### Data provided
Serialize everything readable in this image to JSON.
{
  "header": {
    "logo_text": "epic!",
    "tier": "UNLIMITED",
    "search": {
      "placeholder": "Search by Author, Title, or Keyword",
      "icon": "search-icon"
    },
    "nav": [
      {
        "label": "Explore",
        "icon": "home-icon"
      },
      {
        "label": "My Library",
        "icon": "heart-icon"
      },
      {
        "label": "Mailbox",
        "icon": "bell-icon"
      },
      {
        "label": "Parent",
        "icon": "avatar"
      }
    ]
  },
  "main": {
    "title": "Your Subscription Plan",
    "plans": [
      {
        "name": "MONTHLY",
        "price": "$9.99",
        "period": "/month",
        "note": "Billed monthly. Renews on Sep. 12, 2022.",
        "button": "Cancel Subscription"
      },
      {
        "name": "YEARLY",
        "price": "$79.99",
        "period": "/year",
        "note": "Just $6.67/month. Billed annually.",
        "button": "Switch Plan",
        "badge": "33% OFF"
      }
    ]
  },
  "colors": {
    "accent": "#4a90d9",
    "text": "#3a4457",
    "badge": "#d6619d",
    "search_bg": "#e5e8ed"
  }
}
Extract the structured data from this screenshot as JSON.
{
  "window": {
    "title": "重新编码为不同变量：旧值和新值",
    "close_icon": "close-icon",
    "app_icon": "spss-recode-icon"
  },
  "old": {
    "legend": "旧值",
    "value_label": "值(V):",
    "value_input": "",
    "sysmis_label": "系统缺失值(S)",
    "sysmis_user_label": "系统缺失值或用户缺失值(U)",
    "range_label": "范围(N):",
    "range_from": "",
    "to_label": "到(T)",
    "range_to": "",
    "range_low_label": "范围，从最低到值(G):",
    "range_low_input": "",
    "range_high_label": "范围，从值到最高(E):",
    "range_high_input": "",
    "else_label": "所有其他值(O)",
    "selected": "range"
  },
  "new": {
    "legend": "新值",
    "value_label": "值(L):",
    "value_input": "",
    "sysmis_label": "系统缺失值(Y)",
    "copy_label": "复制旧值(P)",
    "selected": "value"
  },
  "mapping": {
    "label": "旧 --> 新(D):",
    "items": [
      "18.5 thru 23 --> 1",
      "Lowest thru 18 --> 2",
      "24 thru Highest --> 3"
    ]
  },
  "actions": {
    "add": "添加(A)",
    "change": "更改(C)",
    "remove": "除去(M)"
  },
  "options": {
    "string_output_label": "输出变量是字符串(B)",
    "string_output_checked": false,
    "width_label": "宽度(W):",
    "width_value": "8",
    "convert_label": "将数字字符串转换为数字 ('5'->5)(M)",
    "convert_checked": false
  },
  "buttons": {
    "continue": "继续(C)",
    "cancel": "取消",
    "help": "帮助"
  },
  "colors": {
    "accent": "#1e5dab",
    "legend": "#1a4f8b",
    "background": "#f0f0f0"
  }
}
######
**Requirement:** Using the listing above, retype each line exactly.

**Task output:**
Serialize everything readable in this image to JSON.
{
  "header": {
    "logo_text": "epic!",
    "tier": "UNLIMITED",
    "search": {
      "placeholder": "Search by Author, Title, or Keyword",
      "icon": "search-icon"
    },
    "nav": [
      {
        "label": "Explore",
        "icon": "home-icon"
      },
      {
        "label": "My Library",
        "icon": "heart-icon"
      },
      {
        "label": "Mailbox",
        "icon": "bell-icon"
      },
      {
        "label": "Parent",
        "icon": "avatar"
      }
    ]
  },
  "main": {
    "title": "Your Subscription Plan",
    "plans": [
      {
        "name": "MONTHLY",
        "price": "$9.99",
        "period": "/month",
        "note": "Billed monthly. Renews on Sep. 12, 2022.",
        "button": "Cancel Subscription"
      },
      {
        "name": "YEARLY",
        "price": "$79.99",
        "period": "/year",
        "note": "Just $6.67/month. Billed annually.",
        "button": "Switch Plan",
        "badge": "33% OFF"
      }
    ]
  },
  "colors": {
    "accent": "#4a90d9",
    "text": "#3a4457",
    "badge": "#d6619d",
    "search_bg": "#e5e8ed"
  }
}
Extract the structured data from this screenshot as JSON.
{
  "window": {
    "title": "重新编码为不同变量：旧值和新值",
    "close_icon": "close-icon",
    "app_icon": "spss-recode-icon"
  },
  "old": {
    "legend": "旧值",
    "value_label": "值(V):",
    "value_input": "",
    "sysmis_label": "系统缺失值(S)",
    "sysmis_user_label": "系统缺失值或用户缺失值(U)",
    "range_label": "范围(N):",
    "range_from": "",
    "to_label": "到(T)",
    "range_to": "",
    "range_low_label": "范围，从最低到值(G):",
    "range_low_input": "",
    "range_high_label": "范围，从值到最高(E):",
    "range_high_input": "",
    "else_label": "所有其他值(O)",
    "selected": "range"
  },
  "new": {
    "legend": "新值",
    "value_label": "值(L):",
    "value_input": "",
    "sysmis_label": "系统缺失值(Y)",
    "copy_label": "复制旧值(P)",
    "selected": "value"
  },
  "mapping": {
    "label": "旧 --> 新(D):",
    "items": [
      "18.5 thru 23 --> 1",
      "Lowest thru 18 --> 2",
      "24 thru Highest --> 3"
    ]
  },
  "actions": {
    "add": "添加(A)",
    "change": "更改(C)",
    "remove": "除去(M)"
  },
  "options": {
    "string_output_label": "输出变量是字符串(B)",
    "string_output_checked": false,
    "width_label": "宽度(W):",
    "width_value": "8",
    "convert_label": "将数字字符串转换为数字 ('5'->5)(M)",
    "convert_checked": false
  },
  "buttons": {
    "continue": "继续(C)",
    "cancel": "取消",
    "help": "帮助"
  },
  "colors": {
    "accent": "#1e5dab",
    "legend": "#1a4f8b",
    "background": "#f0f0f0"
  }
}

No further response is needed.